> WHAT NEEDS TO BE DONE: Extract each line from the entries below that has the string "text" in it.

══ EXERCISE DATA

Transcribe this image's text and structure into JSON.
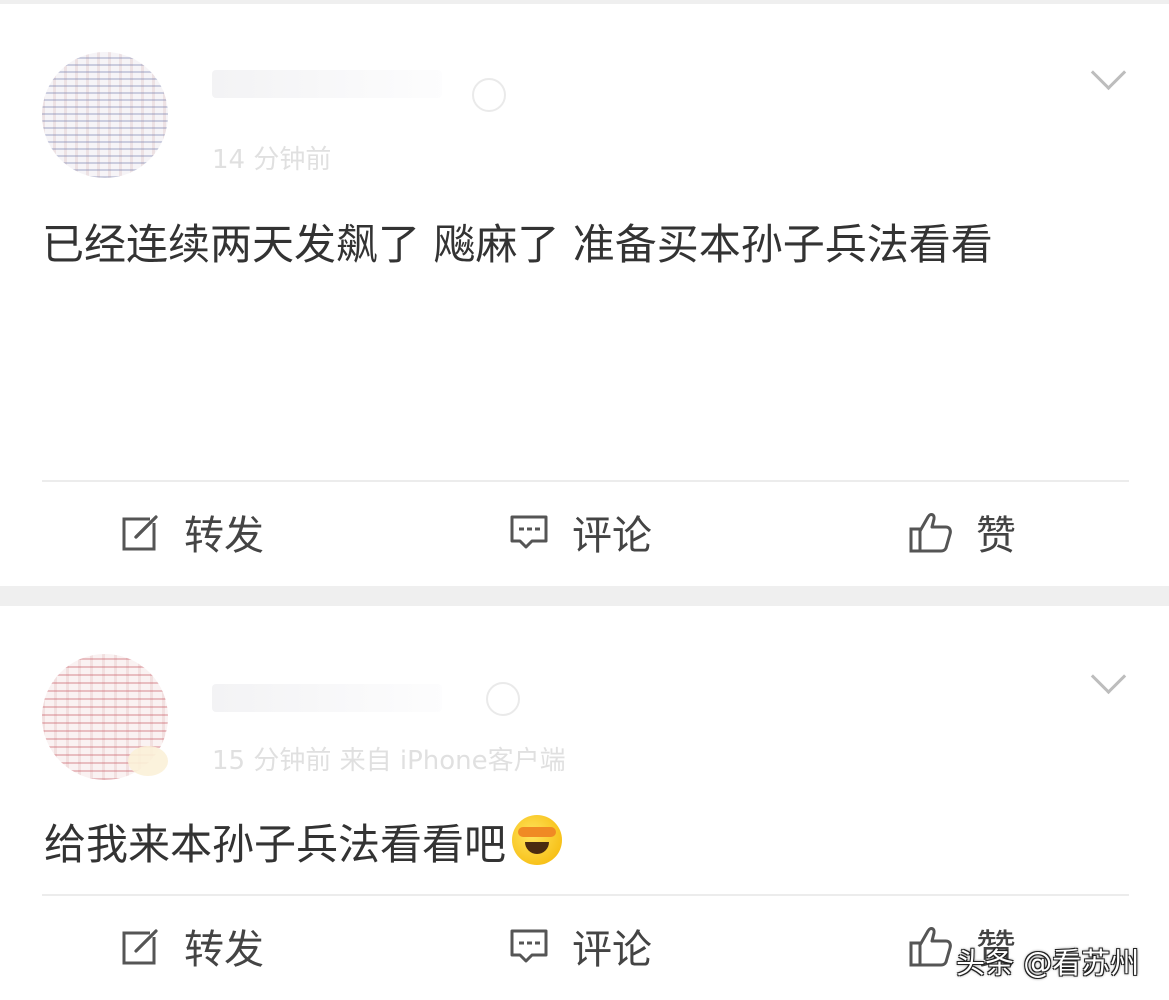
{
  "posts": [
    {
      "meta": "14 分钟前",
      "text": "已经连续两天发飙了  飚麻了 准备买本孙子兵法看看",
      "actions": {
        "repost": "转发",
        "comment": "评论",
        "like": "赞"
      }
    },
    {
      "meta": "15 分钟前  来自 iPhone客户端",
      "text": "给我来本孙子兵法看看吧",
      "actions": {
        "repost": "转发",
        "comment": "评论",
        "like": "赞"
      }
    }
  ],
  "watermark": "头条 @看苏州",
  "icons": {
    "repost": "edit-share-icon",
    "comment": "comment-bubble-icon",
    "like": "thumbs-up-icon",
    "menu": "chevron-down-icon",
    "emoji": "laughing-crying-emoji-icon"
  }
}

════
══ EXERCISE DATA

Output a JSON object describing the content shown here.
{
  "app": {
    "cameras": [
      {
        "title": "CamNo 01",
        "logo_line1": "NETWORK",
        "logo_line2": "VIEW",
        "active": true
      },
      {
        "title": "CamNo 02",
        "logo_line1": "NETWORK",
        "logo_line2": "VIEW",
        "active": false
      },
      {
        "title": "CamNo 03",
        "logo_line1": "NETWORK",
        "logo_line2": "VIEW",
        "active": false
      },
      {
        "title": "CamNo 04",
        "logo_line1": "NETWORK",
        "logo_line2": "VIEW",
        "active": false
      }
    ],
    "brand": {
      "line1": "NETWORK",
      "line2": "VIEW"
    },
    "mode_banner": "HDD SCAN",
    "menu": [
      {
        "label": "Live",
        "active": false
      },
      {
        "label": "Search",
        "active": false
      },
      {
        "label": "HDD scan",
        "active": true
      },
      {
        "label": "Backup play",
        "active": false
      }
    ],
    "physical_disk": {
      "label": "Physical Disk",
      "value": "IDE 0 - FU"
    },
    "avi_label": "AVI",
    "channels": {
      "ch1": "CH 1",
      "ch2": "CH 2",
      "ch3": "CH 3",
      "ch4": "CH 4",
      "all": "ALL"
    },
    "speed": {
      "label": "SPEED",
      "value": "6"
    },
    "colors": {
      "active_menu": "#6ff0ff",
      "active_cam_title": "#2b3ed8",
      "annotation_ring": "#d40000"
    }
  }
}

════

> RESULT OF THE EXERCISE:
Transcribe this image's text and structure into JSON.
      "text": "已经连续两天发飙了  飚麻了 准备买本孙子兵法看看",
      "text": "给我来本孙子兵法看看吧",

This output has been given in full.